SUPPLIED ENTRIES |
________________________________________

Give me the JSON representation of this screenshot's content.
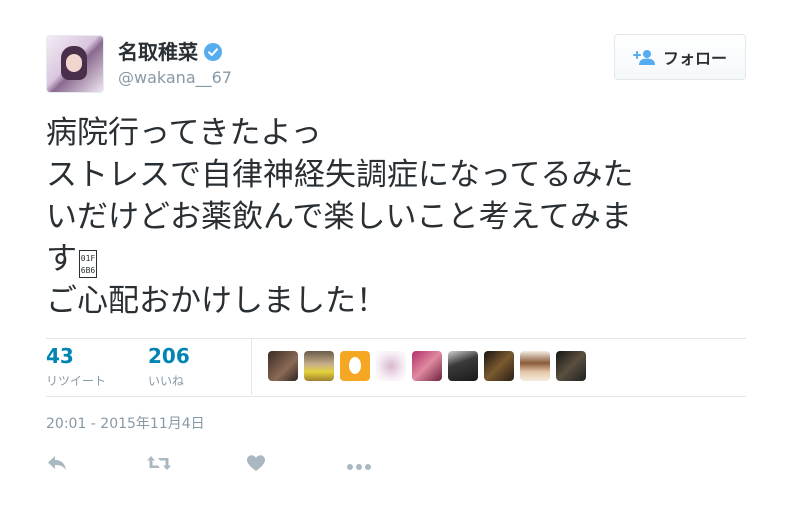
{
  "user": {
    "display_name": "名取稚菜",
    "handle": "@wakana__67",
    "verified": true,
    "verified_icon": "verified-badge-icon"
  },
  "follow_button": {
    "label": "フォロー",
    "icon": "add-user-icon"
  },
  "tweet": {
    "text": "病院行ってきたよっ\nストレスで自律神経失調症になってるみたいだけどお薬飲んで楽しいこと考えてみます\n🚶\nご心配おかけしました！",
    "display_lines": [
      "病院行ってきたよっ",
      "ストレスで自律神経失調症になってるみた",
      "いだけどお薬飲んで楽しいこと考えてみま",
      "す",
      "ご心配おかけしました！"
    ],
    "missing_glyph_code": "01F 6B6"
  },
  "stats": {
    "retweets": {
      "count": "43",
      "label": "リツイート"
    },
    "likes": {
      "count": "206",
      "label": "いいね"
    }
  },
  "likers_count_shown": 9,
  "timestamp": "20:01 - 2015年11月4日",
  "actions": {
    "reply_icon": "reply-icon",
    "retweet_icon": "retweet-icon",
    "like_icon": "heart-icon",
    "more_icon": "more-icon"
  },
  "colors": {
    "link": "#0084b4",
    "muted": "#8899a6",
    "text": "#292f33",
    "verified": "#55acee",
    "action_icon": "#aab8c2"
  }
}
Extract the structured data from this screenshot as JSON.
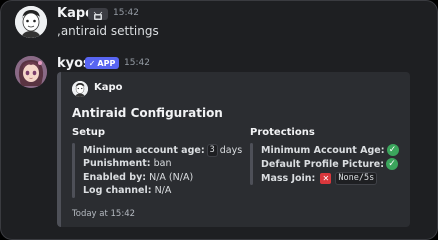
{
  "messages": [
    {
      "author": "Kapo",
      "timestamp": "15:42",
      "content": ",antiraid settings",
      "server_tag_icon": "antenna-icon"
    },
    {
      "author": "kyos",
      "badge": "APP",
      "timestamp": "15:42"
    }
  ],
  "embed": {
    "author": "Kapo",
    "title": "Antiraid Configuration",
    "fields": {
      "setup": {
        "title": "Setup",
        "min_age_label": "Minimum account age:",
        "min_age_value": "3",
        "min_age_unit": "days",
        "punishment_label": "Punishment:",
        "punishment_value": "ban",
        "enabled_by_label": "Enabled by:",
        "enabled_by_value": "N/A (N/A)",
        "log_channel_label": "Log channel:",
        "log_channel_value": "N/A"
      },
      "protections": {
        "title": "Protections",
        "min_age_label": "Minimum Account Age:",
        "min_age_status": "enabled",
        "default_pfp_label": "Default Profile Picture:",
        "default_pfp_status": "enabled",
        "mass_join_label": "Mass Join:",
        "mass_join_status": "disabled",
        "mass_join_value": "None/5s"
      }
    },
    "footer": "Today at 15:42"
  },
  "colors": {
    "background": "#1e1f22",
    "embed_bg": "#2b2d31",
    "app_badge": "#5865f2",
    "check": "#3ba55c",
    "cross": "#da373c"
  }
}
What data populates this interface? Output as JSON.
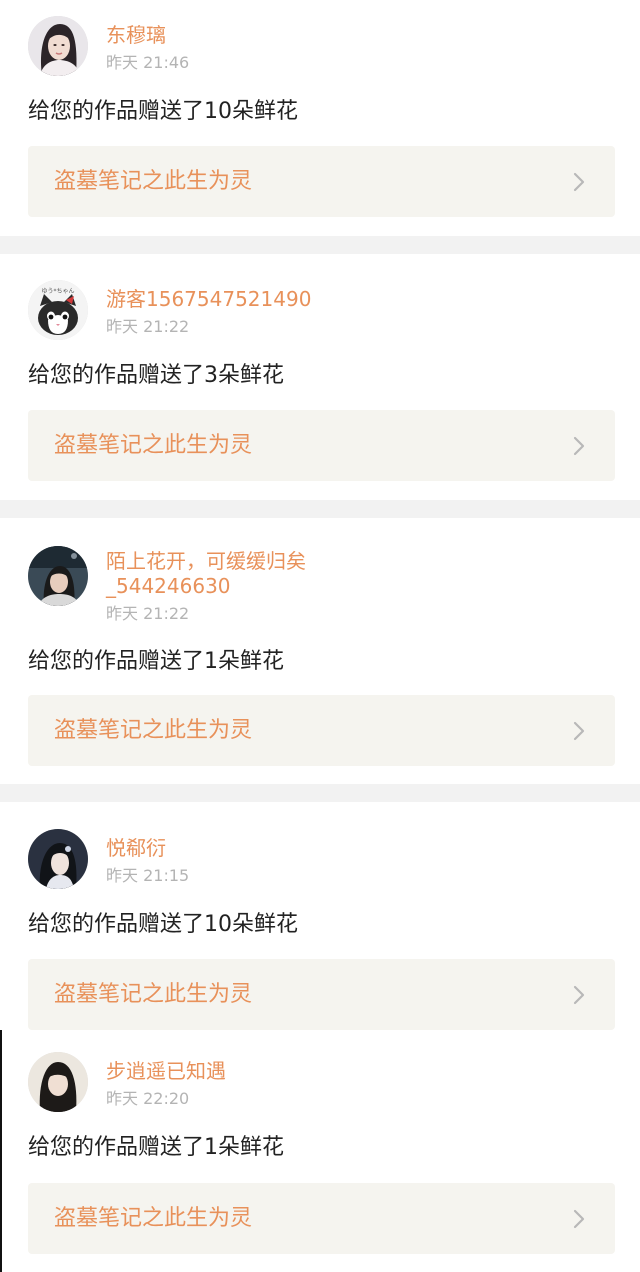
{
  "notifications": [
    {
      "username": "东穆璃",
      "time": "昨天 21:46",
      "message": "给您的作品赠送了10朵鲜花",
      "work_title": "盗墓笔记之此生为灵"
    },
    {
      "username": "游客1567547521490",
      "time": "昨天 21:22",
      "message": "给您的作品赠送了3朵鲜花",
      "work_title": "盗墓笔记之此生为灵"
    },
    {
      "username_line1": "陌上花开，可缓缓归矣",
      "username_line2": "_544246630",
      "time": "昨天 21:22",
      "message": "给您的作品赠送了1朵鲜花",
      "work_title": "盗墓笔记之此生为灵"
    },
    {
      "username": "悦郗衍",
      "time": "昨天 21:15",
      "message": "给您的作品赠送了10朵鲜花",
      "work_title": "盗墓笔记之此生为灵"
    },
    {
      "username": "步逍遥已知遇",
      "time": "昨天 22:20",
      "message": "给您的作品赠送了1朵鲜花",
      "work_title": "盗墓笔记之此生为灵"
    }
  ],
  "colors": {
    "accent": "#e8915a",
    "time_gray": "#b4b4b4",
    "card_bg": "#f5f4ef",
    "separator": "#f2f2f2"
  },
  "icons": {
    "card_arrow": "chevron-right-icon"
  },
  "avatar_cat_caption": "ゆう*ちゃん"
}
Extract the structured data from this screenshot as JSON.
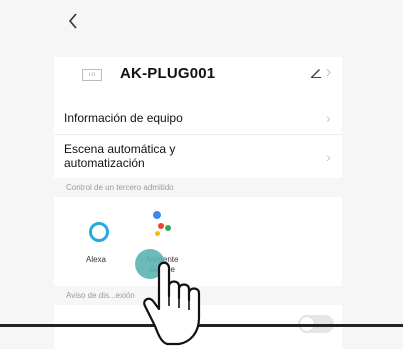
{
  "header": {
    "back_icon": "chevron-left-icon"
  },
  "device": {
    "name": "AK-PLUG001",
    "edit_icon": "pencil-icon"
  },
  "menu": {
    "items": [
      {
        "label": "Información de equipo"
      },
      {
        "label": "Escena automática y automatización"
      }
    ]
  },
  "third_party": {
    "section_title": "Control de un tercero admitido",
    "services": [
      {
        "name": "Alexa"
      },
      {
        "name": "Asistente Google"
      }
    ]
  },
  "notification": {
    "section_title": "Aviso de dis...exión"
  },
  "colors": {
    "alexa": "#27a9e0",
    "google_blue": "#4285f4",
    "google_red": "#ea4335",
    "google_yellow": "#fbbc05",
    "google_green": "#34a853",
    "touch": "#5bb4b3"
  }
}
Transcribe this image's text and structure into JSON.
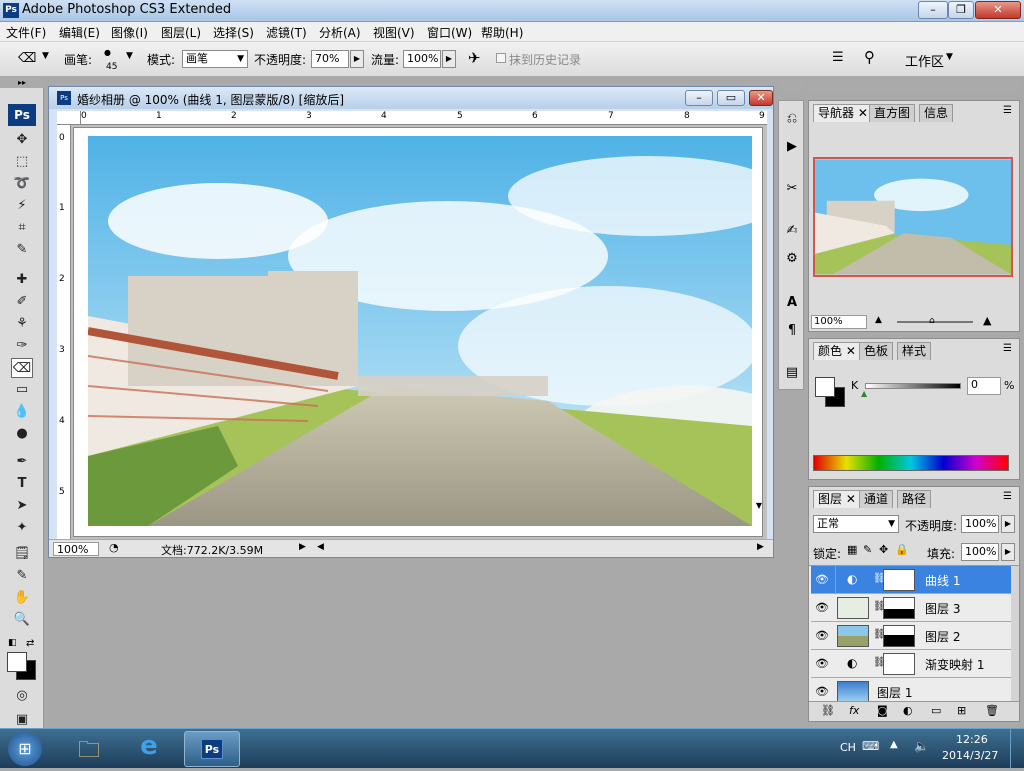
{
  "window": {
    "title": "Adobe Photoshop CS3 Extended",
    "app_icon": "Ps",
    "minimize": "–",
    "maximize": "❐",
    "close": "✕"
  },
  "menu": [
    "文件(F)",
    "编辑(E)",
    "图像(I)",
    "图层(L)",
    "选择(S)",
    "滤镜(T)",
    "分析(A)",
    "视图(V)",
    "窗口(W)",
    "帮助(H)"
  ],
  "options": {
    "brush_label": "画笔:",
    "brush_size": "45",
    "mode_label": "模式:",
    "mode_value": "画笔",
    "opacity_label": "不透明度:",
    "opacity_value": "70%",
    "flow_label": "流量:",
    "flow_value": "100%",
    "erase_history_label": "抹到历史记录",
    "workspace_label": "工作区"
  },
  "document": {
    "title": "婚纱相册 @ 100% (曲线 1, 图层蒙版/8) [缩放后]",
    "zoom": "100%",
    "doc_info": "文档:772.2K/3.59M",
    "ruler_h": [
      "0",
      "1",
      "2",
      "3",
      "4",
      "5",
      "6",
      "7",
      "8",
      "9"
    ],
    "ruler_v": [
      "0",
      "1",
      "2",
      "3",
      "4",
      "5"
    ]
  },
  "navigator": {
    "tabs": [
      "导航器",
      "直方图",
      "信息"
    ],
    "zoom": "100%"
  },
  "color_panel": {
    "tabs": [
      "颜色",
      "色板",
      "样式"
    ],
    "channel": "K",
    "value": "0",
    "unit": "%"
  },
  "layers_panel": {
    "tabs": [
      "图层",
      "通道",
      "路径"
    ],
    "blend_mode": "正常",
    "opacity_label": "不透明度:",
    "opacity_value": "100%",
    "lock_label": "锁定:",
    "fill_label": "填充:",
    "fill_value": "100%",
    "layers": [
      {
        "name": "曲线 1",
        "selected": true
      },
      {
        "name": "图层 3",
        "selected": false
      },
      {
        "name": "图层 2",
        "selected": false
      },
      {
        "name": "渐变映射 1",
        "selected": false
      },
      {
        "name": "图层 1",
        "selected": false
      }
    ]
  },
  "taskbar": {
    "lang": "CH",
    "time": "12:26",
    "date": "2014/3/27",
    "ps_label": "Ps"
  },
  "colors": {
    "selection": "#3a83e0",
    "ps_blue": "#0b3d80",
    "taskbar": "#1d3d5a"
  }
}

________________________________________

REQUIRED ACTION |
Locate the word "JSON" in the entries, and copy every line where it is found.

REPLY TO THE TASK |
Give me the JSON representation of this screenshot's content.
Extract the structured data from this screenshot as JSON.
What data populates this interface? Output as JSON.
Extract the structured data from this screenshot as JSON.
Transcribe this image's text and structure into JSON.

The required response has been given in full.